====== Material to process ======

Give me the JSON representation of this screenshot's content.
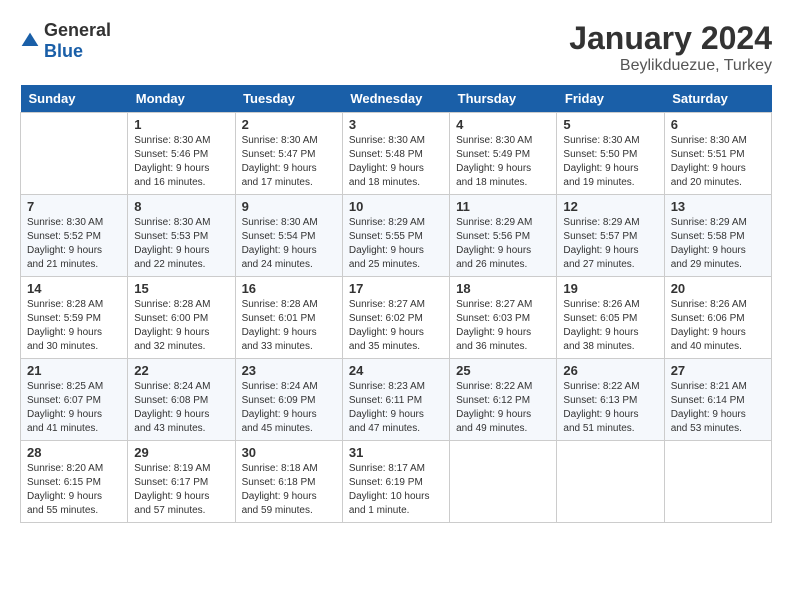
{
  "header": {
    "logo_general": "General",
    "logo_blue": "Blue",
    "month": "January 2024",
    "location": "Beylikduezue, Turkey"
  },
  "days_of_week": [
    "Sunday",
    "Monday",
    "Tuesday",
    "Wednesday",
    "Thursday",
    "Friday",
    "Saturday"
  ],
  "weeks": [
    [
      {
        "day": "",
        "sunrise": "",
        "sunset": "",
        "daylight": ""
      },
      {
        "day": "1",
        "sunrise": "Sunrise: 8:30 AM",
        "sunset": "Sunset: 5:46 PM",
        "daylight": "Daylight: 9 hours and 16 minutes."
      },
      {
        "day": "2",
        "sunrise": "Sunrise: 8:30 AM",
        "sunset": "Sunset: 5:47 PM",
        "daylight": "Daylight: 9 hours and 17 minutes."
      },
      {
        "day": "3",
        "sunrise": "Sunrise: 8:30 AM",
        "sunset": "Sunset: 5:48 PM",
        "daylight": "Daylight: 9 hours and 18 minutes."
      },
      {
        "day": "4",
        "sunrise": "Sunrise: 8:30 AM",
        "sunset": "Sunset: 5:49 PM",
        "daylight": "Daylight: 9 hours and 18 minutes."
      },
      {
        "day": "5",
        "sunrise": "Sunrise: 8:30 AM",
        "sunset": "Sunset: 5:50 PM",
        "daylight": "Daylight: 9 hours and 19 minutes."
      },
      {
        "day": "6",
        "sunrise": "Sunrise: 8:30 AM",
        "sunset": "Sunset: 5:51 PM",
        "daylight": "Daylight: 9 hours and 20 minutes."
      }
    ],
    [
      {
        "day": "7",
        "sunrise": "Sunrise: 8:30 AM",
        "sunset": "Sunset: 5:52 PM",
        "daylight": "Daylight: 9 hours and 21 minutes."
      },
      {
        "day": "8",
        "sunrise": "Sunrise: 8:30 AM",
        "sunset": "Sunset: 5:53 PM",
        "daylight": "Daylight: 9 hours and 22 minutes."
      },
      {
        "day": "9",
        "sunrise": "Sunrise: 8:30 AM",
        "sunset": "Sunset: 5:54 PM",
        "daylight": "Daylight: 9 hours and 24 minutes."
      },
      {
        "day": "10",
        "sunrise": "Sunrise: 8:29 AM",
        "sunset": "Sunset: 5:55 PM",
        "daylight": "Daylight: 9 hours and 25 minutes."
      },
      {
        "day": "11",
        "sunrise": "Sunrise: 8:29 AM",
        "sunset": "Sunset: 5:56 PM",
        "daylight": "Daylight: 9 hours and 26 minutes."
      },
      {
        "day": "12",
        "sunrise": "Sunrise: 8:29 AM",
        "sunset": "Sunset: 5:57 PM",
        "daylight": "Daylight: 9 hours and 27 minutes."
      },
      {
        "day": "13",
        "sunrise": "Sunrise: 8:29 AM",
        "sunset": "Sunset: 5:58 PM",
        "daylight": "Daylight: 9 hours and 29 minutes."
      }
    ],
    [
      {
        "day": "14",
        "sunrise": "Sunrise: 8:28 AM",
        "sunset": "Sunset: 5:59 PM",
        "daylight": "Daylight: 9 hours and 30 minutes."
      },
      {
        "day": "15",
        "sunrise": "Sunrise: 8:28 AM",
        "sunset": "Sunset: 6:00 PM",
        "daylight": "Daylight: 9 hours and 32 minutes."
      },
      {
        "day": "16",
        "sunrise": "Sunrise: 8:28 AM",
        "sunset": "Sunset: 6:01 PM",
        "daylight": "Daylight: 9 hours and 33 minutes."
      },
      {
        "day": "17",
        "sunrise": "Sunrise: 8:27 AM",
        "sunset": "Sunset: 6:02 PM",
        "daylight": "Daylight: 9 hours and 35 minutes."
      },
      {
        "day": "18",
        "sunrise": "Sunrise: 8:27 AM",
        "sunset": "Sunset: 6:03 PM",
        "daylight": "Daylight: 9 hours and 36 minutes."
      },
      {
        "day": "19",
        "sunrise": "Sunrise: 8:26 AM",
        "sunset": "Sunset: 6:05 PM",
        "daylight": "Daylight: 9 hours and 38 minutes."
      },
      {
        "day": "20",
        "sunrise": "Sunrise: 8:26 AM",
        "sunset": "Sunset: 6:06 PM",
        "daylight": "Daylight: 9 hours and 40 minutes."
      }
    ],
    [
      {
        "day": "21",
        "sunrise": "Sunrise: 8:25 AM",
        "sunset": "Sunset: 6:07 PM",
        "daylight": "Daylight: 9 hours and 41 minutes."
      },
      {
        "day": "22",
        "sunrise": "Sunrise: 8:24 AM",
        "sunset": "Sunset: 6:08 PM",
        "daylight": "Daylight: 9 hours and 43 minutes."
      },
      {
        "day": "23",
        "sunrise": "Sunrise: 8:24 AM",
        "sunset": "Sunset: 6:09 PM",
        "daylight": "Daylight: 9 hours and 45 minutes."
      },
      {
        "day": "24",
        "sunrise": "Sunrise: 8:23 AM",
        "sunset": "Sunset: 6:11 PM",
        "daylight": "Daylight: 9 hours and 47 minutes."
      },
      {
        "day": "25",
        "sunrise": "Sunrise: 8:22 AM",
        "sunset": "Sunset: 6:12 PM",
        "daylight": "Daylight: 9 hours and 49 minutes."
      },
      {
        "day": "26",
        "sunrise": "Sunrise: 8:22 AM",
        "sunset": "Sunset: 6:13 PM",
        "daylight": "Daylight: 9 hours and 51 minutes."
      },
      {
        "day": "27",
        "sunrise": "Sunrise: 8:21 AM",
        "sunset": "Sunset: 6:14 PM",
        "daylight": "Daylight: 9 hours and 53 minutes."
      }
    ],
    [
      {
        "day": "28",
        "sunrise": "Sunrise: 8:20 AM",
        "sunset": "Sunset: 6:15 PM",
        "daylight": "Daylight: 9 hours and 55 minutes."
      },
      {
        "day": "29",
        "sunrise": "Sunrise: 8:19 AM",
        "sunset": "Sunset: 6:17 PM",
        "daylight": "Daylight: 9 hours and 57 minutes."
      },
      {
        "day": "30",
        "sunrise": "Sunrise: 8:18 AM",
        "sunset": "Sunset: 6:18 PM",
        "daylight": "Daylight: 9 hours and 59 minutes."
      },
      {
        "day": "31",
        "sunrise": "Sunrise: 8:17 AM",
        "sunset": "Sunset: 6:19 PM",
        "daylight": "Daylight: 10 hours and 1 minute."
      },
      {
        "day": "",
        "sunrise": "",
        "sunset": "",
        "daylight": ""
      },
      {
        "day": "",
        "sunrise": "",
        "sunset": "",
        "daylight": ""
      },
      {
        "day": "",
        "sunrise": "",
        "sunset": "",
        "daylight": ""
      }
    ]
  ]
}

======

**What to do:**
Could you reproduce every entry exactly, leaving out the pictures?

**Worked solution:**
Give me the JSON representation of this screenshot's content.
{
  "header": {
    "logo_general": "General",
    "logo_blue": "Blue",
    "month": "January 2024",
    "location": "Beylikduezue, Turkey"
  },
  "days_of_week": [
    "Sunday",
    "Monday",
    "Tuesday",
    "Wednesday",
    "Thursday",
    "Friday",
    "Saturday"
  ],
  "weeks": [
    [
      {
        "day": "",
        "sunrise": "",
        "sunset": "",
        "daylight": ""
      },
      {
        "day": "1",
        "sunrise": "Sunrise: 8:30 AM",
        "sunset": "Sunset: 5:46 PM",
        "daylight": "Daylight: 9 hours and 16 minutes."
      },
      {
        "day": "2",
        "sunrise": "Sunrise: 8:30 AM",
        "sunset": "Sunset: 5:47 PM",
        "daylight": "Daylight: 9 hours and 17 minutes."
      },
      {
        "day": "3",
        "sunrise": "Sunrise: 8:30 AM",
        "sunset": "Sunset: 5:48 PM",
        "daylight": "Daylight: 9 hours and 18 minutes."
      },
      {
        "day": "4",
        "sunrise": "Sunrise: 8:30 AM",
        "sunset": "Sunset: 5:49 PM",
        "daylight": "Daylight: 9 hours and 18 minutes."
      },
      {
        "day": "5",
        "sunrise": "Sunrise: 8:30 AM",
        "sunset": "Sunset: 5:50 PM",
        "daylight": "Daylight: 9 hours and 19 minutes."
      },
      {
        "day": "6",
        "sunrise": "Sunrise: 8:30 AM",
        "sunset": "Sunset: 5:51 PM",
        "daylight": "Daylight: 9 hours and 20 minutes."
      }
    ],
    [
      {
        "day": "7",
        "sunrise": "Sunrise: 8:30 AM",
        "sunset": "Sunset: 5:52 PM",
        "daylight": "Daylight: 9 hours and 21 minutes."
      },
      {
        "day": "8",
        "sunrise": "Sunrise: 8:30 AM",
        "sunset": "Sunset: 5:53 PM",
        "daylight": "Daylight: 9 hours and 22 minutes."
      },
      {
        "day": "9",
        "sunrise": "Sunrise: 8:30 AM",
        "sunset": "Sunset: 5:54 PM",
        "daylight": "Daylight: 9 hours and 24 minutes."
      },
      {
        "day": "10",
        "sunrise": "Sunrise: 8:29 AM",
        "sunset": "Sunset: 5:55 PM",
        "daylight": "Daylight: 9 hours and 25 minutes."
      },
      {
        "day": "11",
        "sunrise": "Sunrise: 8:29 AM",
        "sunset": "Sunset: 5:56 PM",
        "daylight": "Daylight: 9 hours and 26 minutes."
      },
      {
        "day": "12",
        "sunrise": "Sunrise: 8:29 AM",
        "sunset": "Sunset: 5:57 PM",
        "daylight": "Daylight: 9 hours and 27 minutes."
      },
      {
        "day": "13",
        "sunrise": "Sunrise: 8:29 AM",
        "sunset": "Sunset: 5:58 PM",
        "daylight": "Daylight: 9 hours and 29 minutes."
      }
    ],
    [
      {
        "day": "14",
        "sunrise": "Sunrise: 8:28 AM",
        "sunset": "Sunset: 5:59 PM",
        "daylight": "Daylight: 9 hours and 30 minutes."
      },
      {
        "day": "15",
        "sunrise": "Sunrise: 8:28 AM",
        "sunset": "Sunset: 6:00 PM",
        "daylight": "Daylight: 9 hours and 32 minutes."
      },
      {
        "day": "16",
        "sunrise": "Sunrise: 8:28 AM",
        "sunset": "Sunset: 6:01 PM",
        "daylight": "Daylight: 9 hours and 33 minutes."
      },
      {
        "day": "17",
        "sunrise": "Sunrise: 8:27 AM",
        "sunset": "Sunset: 6:02 PM",
        "daylight": "Daylight: 9 hours and 35 minutes."
      },
      {
        "day": "18",
        "sunrise": "Sunrise: 8:27 AM",
        "sunset": "Sunset: 6:03 PM",
        "daylight": "Daylight: 9 hours and 36 minutes."
      },
      {
        "day": "19",
        "sunrise": "Sunrise: 8:26 AM",
        "sunset": "Sunset: 6:05 PM",
        "daylight": "Daylight: 9 hours and 38 minutes."
      },
      {
        "day": "20",
        "sunrise": "Sunrise: 8:26 AM",
        "sunset": "Sunset: 6:06 PM",
        "daylight": "Daylight: 9 hours and 40 minutes."
      }
    ],
    [
      {
        "day": "21",
        "sunrise": "Sunrise: 8:25 AM",
        "sunset": "Sunset: 6:07 PM",
        "daylight": "Daylight: 9 hours and 41 minutes."
      },
      {
        "day": "22",
        "sunrise": "Sunrise: 8:24 AM",
        "sunset": "Sunset: 6:08 PM",
        "daylight": "Daylight: 9 hours and 43 minutes."
      },
      {
        "day": "23",
        "sunrise": "Sunrise: 8:24 AM",
        "sunset": "Sunset: 6:09 PM",
        "daylight": "Daylight: 9 hours and 45 minutes."
      },
      {
        "day": "24",
        "sunrise": "Sunrise: 8:23 AM",
        "sunset": "Sunset: 6:11 PM",
        "daylight": "Daylight: 9 hours and 47 minutes."
      },
      {
        "day": "25",
        "sunrise": "Sunrise: 8:22 AM",
        "sunset": "Sunset: 6:12 PM",
        "daylight": "Daylight: 9 hours and 49 minutes."
      },
      {
        "day": "26",
        "sunrise": "Sunrise: 8:22 AM",
        "sunset": "Sunset: 6:13 PM",
        "daylight": "Daylight: 9 hours and 51 minutes."
      },
      {
        "day": "27",
        "sunrise": "Sunrise: 8:21 AM",
        "sunset": "Sunset: 6:14 PM",
        "daylight": "Daylight: 9 hours and 53 minutes."
      }
    ],
    [
      {
        "day": "28",
        "sunrise": "Sunrise: 8:20 AM",
        "sunset": "Sunset: 6:15 PM",
        "daylight": "Daylight: 9 hours and 55 minutes."
      },
      {
        "day": "29",
        "sunrise": "Sunrise: 8:19 AM",
        "sunset": "Sunset: 6:17 PM",
        "daylight": "Daylight: 9 hours and 57 minutes."
      },
      {
        "day": "30",
        "sunrise": "Sunrise: 8:18 AM",
        "sunset": "Sunset: 6:18 PM",
        "daylight": "Daylight: 9 hours and 59 minutes."
      },
      {
        "day": "31",
        "sunrise": "Sunrise: 8:17 AM",
        "sunset": "Sunset: 6:19 PM",
        "daylight": "Daylight: 10 hours and 1 minute."
      },
      {
        "day": "",
        "sunrise": "",
        "sunset": "",
        "daylight": ""
      },
      {
        "day": "",
        "sunrise": "",
        "sunset": "",
        "daylight": ""
      },
      {
        "day": "",
        "sunrise": "",
        "sunset": "",
        "daylight": ""
      }
    ]
  ]
}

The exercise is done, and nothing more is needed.